Vultur was first spotted in late March 2021, it gains full visibility on victims’ devices via VNC (Virtual Network Computing) implementation taken from AlphaVNC.
“For the first time we are seeing an Android banking trojan that has screen recording and keylogging as main strategy to harvest login credentials in an automated and scalable way. The actors chose to steer away from the common HTML overlay strategy we usually see in other Android banking Trojans: this approach usually requires more time and effort from the actors in order to steal relevant information from the user. Instead, they chose to simply record what is shown on the screen, effectively obtaining the same end result.” reads the analysis published by ThreatFabric.
Most of the apps targeted by Vultur belong to banks in Italy, Australia and Spain, experts discovered a link with a popular dropper framework called Brunhilda.
The experts found at least 2 dropper applications connected to Vultur, one of them has 5000+ installations from Google Play. Experts believe that the malware has already infected thousands of devices.
Vultur uses ngrok to provide remote access to the VNC server running on the device.

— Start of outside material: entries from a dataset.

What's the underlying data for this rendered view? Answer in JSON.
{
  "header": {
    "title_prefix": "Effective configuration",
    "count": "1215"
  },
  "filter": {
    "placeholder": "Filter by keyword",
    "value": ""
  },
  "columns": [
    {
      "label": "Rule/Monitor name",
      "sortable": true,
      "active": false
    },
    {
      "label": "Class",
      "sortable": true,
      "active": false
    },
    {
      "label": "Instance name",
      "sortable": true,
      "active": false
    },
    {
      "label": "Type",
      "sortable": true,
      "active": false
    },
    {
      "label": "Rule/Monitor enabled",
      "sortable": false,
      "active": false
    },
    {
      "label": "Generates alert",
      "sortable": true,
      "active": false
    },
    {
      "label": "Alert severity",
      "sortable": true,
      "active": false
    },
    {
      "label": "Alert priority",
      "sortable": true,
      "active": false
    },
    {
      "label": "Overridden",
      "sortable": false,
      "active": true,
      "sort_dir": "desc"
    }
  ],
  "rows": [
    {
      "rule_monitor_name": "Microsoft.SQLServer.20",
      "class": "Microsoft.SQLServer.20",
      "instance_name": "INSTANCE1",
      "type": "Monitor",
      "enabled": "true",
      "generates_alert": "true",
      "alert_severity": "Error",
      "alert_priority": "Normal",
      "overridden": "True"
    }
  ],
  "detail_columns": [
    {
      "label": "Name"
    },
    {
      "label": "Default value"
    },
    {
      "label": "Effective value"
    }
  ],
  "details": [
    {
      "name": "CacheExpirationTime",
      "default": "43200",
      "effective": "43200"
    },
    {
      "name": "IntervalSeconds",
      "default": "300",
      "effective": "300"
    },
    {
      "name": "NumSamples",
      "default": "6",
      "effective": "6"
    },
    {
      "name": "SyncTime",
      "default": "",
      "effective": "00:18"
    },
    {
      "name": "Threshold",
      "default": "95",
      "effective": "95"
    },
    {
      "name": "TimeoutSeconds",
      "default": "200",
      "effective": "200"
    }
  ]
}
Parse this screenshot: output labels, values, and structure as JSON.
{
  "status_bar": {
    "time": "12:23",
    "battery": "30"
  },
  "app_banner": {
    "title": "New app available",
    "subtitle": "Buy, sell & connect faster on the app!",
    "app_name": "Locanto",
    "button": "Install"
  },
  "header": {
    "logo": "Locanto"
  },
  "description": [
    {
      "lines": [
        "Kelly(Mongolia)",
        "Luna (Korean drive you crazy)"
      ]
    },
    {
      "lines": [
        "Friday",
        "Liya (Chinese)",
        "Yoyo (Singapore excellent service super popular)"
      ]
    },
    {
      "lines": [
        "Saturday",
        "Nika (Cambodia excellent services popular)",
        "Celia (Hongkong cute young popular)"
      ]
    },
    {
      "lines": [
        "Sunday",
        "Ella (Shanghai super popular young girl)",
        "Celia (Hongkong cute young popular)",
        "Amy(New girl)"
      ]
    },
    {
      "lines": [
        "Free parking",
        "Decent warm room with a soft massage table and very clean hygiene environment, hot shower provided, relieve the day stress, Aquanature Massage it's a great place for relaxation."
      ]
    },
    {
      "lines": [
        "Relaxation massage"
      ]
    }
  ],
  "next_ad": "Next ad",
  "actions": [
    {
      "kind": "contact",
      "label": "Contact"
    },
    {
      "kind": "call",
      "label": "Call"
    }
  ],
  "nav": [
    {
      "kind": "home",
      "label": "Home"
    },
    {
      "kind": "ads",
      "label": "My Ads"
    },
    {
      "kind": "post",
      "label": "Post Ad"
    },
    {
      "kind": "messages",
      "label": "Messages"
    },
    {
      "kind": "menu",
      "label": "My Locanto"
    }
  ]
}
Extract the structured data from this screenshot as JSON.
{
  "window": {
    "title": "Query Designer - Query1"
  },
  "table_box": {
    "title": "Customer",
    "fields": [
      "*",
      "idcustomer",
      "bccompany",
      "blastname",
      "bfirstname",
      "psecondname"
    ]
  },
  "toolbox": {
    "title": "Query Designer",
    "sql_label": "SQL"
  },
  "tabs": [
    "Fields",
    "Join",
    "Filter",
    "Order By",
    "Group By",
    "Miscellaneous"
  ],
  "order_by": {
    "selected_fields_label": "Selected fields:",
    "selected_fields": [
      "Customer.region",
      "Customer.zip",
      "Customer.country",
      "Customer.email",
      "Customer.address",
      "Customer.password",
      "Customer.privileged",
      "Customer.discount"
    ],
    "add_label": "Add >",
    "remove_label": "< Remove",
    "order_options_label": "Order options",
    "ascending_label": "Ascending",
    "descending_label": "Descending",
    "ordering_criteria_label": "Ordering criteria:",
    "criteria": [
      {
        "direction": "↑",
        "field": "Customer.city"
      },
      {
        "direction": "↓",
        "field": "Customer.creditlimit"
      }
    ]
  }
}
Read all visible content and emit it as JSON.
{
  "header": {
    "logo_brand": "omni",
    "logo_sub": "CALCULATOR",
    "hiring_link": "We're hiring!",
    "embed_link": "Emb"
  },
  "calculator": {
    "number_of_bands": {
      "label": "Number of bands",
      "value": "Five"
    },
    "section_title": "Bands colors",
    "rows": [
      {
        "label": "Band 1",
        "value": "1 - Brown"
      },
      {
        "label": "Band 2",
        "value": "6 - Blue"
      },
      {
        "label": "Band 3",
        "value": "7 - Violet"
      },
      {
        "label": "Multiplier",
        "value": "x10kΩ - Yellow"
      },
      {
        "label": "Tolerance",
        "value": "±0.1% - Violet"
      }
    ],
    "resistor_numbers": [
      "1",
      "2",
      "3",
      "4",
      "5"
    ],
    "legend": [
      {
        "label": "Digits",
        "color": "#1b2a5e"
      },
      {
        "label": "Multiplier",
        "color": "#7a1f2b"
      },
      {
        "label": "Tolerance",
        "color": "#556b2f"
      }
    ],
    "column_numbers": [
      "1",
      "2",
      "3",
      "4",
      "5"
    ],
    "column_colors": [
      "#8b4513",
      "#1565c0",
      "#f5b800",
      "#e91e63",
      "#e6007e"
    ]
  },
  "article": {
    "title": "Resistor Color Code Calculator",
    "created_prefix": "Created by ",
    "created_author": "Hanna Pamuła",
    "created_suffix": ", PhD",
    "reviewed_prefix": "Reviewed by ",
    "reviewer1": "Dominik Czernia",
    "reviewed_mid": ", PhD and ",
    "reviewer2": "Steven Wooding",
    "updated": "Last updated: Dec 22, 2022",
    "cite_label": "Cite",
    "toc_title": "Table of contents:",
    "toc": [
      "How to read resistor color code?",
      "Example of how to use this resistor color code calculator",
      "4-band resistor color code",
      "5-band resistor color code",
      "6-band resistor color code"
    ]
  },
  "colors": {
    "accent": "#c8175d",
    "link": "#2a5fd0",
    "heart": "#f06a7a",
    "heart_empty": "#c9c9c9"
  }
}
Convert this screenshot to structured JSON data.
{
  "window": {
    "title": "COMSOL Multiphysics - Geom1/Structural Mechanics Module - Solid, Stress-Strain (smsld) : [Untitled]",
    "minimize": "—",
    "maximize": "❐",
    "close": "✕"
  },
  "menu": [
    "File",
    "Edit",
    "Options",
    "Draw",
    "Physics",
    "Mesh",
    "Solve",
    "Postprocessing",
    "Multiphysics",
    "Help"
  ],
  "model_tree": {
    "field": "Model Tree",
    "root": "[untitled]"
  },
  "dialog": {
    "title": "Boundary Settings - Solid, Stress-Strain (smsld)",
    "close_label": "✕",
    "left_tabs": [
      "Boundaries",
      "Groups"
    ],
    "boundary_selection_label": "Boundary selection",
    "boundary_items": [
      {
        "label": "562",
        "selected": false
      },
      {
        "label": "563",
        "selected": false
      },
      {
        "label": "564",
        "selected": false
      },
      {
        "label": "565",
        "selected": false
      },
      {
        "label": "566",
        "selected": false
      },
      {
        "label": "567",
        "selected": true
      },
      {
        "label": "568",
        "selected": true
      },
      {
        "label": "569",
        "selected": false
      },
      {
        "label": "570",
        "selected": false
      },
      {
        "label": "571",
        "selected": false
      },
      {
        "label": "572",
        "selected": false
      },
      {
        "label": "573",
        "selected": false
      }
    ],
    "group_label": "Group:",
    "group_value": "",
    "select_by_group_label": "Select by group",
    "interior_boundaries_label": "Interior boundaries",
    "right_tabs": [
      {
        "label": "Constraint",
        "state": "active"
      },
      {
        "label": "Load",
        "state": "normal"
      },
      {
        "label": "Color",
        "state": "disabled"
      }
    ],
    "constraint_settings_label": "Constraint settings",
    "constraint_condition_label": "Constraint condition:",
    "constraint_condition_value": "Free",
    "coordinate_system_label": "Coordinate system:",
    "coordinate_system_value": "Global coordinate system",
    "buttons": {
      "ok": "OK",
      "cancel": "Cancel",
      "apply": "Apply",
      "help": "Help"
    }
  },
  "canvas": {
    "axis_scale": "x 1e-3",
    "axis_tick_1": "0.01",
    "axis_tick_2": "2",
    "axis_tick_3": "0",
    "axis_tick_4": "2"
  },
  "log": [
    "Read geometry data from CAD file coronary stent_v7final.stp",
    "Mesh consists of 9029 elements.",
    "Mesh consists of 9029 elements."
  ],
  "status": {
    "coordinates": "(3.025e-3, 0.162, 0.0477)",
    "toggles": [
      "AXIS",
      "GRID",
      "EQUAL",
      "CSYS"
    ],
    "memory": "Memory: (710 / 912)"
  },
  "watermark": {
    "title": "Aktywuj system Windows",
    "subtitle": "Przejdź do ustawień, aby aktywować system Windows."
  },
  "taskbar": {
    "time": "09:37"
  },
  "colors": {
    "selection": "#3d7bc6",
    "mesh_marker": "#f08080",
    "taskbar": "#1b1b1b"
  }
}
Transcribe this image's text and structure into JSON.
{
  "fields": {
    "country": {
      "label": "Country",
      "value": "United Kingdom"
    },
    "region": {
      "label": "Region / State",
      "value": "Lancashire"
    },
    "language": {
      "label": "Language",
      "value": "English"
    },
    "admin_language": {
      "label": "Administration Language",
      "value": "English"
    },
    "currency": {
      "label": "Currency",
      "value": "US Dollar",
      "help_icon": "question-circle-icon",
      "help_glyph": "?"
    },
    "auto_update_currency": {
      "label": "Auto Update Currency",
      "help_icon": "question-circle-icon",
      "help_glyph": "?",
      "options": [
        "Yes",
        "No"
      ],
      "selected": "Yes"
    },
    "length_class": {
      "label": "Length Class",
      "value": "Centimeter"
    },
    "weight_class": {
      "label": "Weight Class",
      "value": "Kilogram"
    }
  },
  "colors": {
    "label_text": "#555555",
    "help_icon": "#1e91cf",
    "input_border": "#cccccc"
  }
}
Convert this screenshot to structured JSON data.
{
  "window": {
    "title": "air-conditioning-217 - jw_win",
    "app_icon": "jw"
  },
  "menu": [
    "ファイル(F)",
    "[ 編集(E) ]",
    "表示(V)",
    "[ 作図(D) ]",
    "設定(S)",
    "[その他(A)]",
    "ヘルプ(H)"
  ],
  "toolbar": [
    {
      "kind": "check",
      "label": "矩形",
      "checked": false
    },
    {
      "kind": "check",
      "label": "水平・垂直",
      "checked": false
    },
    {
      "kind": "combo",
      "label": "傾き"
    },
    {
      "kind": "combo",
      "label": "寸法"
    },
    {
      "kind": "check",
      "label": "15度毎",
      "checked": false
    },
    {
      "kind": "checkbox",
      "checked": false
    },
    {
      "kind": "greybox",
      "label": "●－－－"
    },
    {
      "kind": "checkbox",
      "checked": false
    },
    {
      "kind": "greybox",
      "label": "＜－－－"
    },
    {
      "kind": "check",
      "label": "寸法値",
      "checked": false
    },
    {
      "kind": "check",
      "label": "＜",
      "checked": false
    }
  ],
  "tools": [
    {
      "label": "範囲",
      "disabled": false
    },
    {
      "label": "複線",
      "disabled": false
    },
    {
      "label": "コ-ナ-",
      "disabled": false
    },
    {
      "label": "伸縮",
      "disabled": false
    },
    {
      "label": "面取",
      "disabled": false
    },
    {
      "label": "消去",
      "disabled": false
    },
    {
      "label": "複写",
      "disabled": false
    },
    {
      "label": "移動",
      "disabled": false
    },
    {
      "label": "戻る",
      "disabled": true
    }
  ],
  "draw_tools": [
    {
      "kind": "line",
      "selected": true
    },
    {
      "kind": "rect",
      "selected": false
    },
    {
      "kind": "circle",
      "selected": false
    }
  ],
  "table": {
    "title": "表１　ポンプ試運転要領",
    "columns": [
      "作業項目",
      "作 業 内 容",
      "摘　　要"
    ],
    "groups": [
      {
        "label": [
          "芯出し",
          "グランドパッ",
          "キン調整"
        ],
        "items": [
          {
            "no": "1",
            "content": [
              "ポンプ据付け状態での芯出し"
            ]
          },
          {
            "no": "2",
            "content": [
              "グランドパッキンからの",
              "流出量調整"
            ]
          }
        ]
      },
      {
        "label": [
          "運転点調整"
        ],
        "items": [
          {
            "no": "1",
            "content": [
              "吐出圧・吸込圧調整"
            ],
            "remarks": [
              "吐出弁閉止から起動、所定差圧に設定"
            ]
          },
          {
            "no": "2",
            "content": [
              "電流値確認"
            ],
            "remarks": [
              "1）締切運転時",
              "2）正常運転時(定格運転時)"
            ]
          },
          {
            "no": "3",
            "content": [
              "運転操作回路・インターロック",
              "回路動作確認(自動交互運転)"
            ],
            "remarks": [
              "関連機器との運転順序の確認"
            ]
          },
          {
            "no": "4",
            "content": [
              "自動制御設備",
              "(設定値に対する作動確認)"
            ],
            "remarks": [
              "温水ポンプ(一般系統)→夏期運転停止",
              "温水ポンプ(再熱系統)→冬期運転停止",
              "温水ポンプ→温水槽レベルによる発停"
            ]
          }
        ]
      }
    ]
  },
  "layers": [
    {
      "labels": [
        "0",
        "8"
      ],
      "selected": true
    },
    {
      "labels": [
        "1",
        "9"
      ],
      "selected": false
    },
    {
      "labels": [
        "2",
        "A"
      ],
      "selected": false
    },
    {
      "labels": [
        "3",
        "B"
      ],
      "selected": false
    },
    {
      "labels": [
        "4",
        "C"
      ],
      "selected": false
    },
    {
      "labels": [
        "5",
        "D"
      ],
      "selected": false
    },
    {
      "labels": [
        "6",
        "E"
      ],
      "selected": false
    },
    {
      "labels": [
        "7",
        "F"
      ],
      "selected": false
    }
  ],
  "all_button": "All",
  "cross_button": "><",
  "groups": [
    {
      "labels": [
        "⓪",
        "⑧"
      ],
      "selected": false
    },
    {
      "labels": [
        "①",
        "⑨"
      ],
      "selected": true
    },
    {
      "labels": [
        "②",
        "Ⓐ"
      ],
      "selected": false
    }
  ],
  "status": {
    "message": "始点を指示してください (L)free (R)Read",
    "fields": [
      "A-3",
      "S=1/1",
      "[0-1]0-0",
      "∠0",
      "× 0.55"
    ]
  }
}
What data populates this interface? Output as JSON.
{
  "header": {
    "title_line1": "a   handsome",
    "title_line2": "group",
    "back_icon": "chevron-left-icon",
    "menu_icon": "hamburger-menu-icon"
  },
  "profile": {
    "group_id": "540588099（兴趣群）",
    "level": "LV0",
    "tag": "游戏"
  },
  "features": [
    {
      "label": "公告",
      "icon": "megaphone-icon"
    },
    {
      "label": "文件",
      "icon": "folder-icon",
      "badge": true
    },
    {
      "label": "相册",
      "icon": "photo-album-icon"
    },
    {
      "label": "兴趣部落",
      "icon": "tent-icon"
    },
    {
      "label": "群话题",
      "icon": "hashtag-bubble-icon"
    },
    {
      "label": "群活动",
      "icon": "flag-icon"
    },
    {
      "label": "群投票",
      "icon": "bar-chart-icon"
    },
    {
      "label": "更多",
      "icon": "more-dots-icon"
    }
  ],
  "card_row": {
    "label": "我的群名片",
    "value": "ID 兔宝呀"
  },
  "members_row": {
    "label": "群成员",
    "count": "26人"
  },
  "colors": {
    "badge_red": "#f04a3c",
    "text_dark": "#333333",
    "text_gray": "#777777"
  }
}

The banking Trojan leverages Accessibility Services to determine what application is in the foreground. If the application is included in the list of apps targeted by Vultur, it will initiate a screen recording session.
The malware appears in the notification panel masqueraded as an app called “Protection Guard.”
Vultur also leverages Accessibility Services to log all the keys pressed on the screen and to prevent manually uninstalling the applications.
The malware also focuses on the theft of crypto-wallet credentials and social media apps.
“The story of Vultur shows again how actors shift from using rented Trojans (MaaS) that are sold on underground markets towards proprietary/private malware tailored to the needs of the actor. It enables us to observe a group that covers both processes of distribution and operation of malicious software.” concludes the report. “Banking threats on the mobile platform are no longer only based on well-known overlay attacks, but are evolving into RAT-like malware, inheriting useful tricks like detecting foreground applications to start screen recording. This brings the threat to another level, as such features open the door for on-device fraud, circumventing detection based on phishing MO’s that require fraud to be performed from a new device”
(SecurityAffairs – hacking, Android banking malware)